Apple could have as many 50 medical doctors on staff throughout the company as it continues to build its health expertise, as it searches for ways to build on the health-related technologies in their iPhone and Apple Watch devices.
The hires could help Apple win over doctors — potentially its harshest critics — as it seeks to develop and integrate health technologies into the Apple Watch, iPad and iPhone. It also suggests that Apple will build applications that can help people with serious medical problems, and not just cater to the “worried well,” as many have speculated.
These hires are not just for show, according to people familiar with the doctors and their roles. Many haven’t disclosed their role at Apple at all, which is commonplace at a company that prides itself on secrecy. One example is Stanford pediatrician Rajiv Kumar, who has worked there for several years. CNBC was able to locate 20 physicians at Apple via LinkedIn searches and sources familiar, and other people said as many as 50 doctors work there. Apple has more than 130,000 employees globally.
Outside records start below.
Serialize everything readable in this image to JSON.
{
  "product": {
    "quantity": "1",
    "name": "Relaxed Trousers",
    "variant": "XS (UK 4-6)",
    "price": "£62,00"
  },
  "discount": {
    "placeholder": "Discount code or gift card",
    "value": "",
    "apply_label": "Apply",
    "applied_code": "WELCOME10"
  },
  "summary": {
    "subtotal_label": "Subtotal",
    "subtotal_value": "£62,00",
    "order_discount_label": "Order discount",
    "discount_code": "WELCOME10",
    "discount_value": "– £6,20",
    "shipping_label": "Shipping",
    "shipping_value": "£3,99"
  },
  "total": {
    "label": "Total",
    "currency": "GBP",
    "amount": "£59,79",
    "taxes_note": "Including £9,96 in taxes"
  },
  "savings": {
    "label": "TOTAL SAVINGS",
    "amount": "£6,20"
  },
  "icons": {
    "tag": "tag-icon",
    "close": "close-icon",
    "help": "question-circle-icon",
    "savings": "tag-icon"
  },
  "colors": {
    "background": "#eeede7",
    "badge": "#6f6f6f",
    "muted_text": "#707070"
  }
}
The company hired an orthopedic surgeon, Sharat Kusuma, to manage its partnership with medical device maker Zimmer Biomet to study whether Apple technology can help patients recover from knee and hip replacement surgeries. Kusuma’s LinkedIn profile states that he’s leading that particular team.
The Cupertino firm’s Apple Watch division is said to have doctors embedded doctors embedded in several teams. Other are said to be working on projects such as a health records project, and an internal “AC Wellness” primary care group for workers.